Fit for Phones - why this website looks different
We have redesigned the site so that it’s easier to use on mobile phones and tablets. Let us know what you think.You may have noticed that most of the pages on this website now have a different feel. The motive behind these changes is to make the website easier to use on mobile phones and tablets. We had noticed a steady increase in visitors accessing the website using a phone or tablet and we decided it was time we show that we want them to have the best browsing experience possible...
Some of the changes you may have already noticed.
- We’re using a new logo, which is bolder and clearer
- We’ve adopted Instagram-style square images as standard
- We made it easier to scroll through our indexes.
We’ve provided more opportunities for affiliated groups to personalise their listings
Our web-designer, Steve Ireland of Ivyparkmedia, brought his considerable skill to this task, which is known as mobile optimisation. It is not a simple affair because there were a myriad of decisions to be made about how information should flow across a smaller screen and each of these brings with it the need to create new designs.
For example on the desktop display we continue to use a coloured background to the text. But you will notice that when you are using a mobile phone, the text has a white background, making it easier to read on the smaller screen. On tablets there is coloured background but it is lighter in shade.
Sometimes decisions made for the sake of the mobile screen have implications for the desktop version. For example we chose to use square images because these make it easier to fit text around them on a mobile screen. But having made this decision we then had to redesign the desktop version in order to accommodate the use of square images.
There was the question of what to do with the side columns which appear on the desktop display. Sometimes it made sense for the information to go underneath the main text. But where the side column offered an aid to browsing it makes more sense to put the information at the top of the page. So then we had to think again about how the information was could be displayed to take up less space. In some cases we’ve hidden the information behind a dropdown menu – but how should we indicate that a dropdown option is available?
A similar decision had to be made about our use of tabs for the main menu options, as we do on the desktop display. We found that to include all ten tabs on a mobile phone took up too much space if they were going to be big enough to stab with your finger.

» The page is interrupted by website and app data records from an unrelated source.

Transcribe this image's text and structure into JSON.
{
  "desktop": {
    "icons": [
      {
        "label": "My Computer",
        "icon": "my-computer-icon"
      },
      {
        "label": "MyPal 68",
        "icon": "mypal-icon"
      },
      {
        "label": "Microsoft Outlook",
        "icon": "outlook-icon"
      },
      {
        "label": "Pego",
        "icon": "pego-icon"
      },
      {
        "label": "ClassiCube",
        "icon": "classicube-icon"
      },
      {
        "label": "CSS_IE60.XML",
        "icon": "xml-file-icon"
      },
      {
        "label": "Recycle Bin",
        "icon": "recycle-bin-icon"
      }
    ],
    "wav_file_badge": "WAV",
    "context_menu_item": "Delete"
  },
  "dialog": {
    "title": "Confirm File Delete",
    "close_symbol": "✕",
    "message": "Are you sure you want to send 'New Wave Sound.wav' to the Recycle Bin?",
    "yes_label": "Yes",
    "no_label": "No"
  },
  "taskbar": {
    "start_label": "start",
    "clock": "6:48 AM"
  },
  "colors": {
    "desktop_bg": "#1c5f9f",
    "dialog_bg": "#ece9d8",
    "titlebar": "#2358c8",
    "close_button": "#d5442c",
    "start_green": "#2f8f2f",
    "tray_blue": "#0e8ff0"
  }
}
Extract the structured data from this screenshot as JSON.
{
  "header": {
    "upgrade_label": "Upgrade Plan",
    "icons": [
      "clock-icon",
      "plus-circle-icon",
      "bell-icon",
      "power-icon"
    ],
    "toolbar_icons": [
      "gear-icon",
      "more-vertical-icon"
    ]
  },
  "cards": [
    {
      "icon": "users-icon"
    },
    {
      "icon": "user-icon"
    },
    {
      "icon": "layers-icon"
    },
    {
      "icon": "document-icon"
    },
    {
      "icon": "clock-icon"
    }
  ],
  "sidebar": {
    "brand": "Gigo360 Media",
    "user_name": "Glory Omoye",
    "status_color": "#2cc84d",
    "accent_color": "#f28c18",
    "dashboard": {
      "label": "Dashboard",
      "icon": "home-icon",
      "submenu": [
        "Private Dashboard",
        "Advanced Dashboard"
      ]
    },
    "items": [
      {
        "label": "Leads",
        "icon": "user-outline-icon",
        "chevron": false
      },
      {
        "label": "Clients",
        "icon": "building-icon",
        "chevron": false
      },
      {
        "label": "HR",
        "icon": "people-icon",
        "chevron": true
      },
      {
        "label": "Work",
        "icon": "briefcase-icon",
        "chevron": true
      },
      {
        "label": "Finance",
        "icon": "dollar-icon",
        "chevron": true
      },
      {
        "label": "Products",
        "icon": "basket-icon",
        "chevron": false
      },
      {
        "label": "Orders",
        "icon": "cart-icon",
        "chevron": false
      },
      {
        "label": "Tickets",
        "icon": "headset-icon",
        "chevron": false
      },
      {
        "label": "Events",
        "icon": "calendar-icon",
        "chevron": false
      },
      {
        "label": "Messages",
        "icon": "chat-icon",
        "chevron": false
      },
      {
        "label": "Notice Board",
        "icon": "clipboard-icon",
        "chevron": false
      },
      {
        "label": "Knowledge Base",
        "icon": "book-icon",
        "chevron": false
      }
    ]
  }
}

One solution was to hide the options behind a so called hamburger symbol – three parallel horizontal lines which indicate that a drop down menu is available. But would the audience instinctively know what a hamburger symbol represented? When we began the redesign fifteen months ago we weren’t sure, but over the last months the hamburger has become so commonplace that we knew we could use it with confidence.
So what we have now is a website that comes with three different faces. The ‘desktop’ is what you will see on a normal PC. Then we have two versions for mobile devices, the fully ‘phone compatible’ smallest version and somewhere in between, the tablet version.
We hope we’ve not only given mobile users an easier time, but in the process have brightened up the website for all users. For example we felt that the Current Highlights section on the Home Page wasn’t working well, so we’ve completely changed the look.
We realise that any redesign will throw up some oddities and anomalies which may not be immediately obvious until the new design has been put to the test. So if you come across something which you feel isn’t working right, please get in touch by emailing firstname.lastname@example.org
Andy Vivian, (PCN Britain, website editor)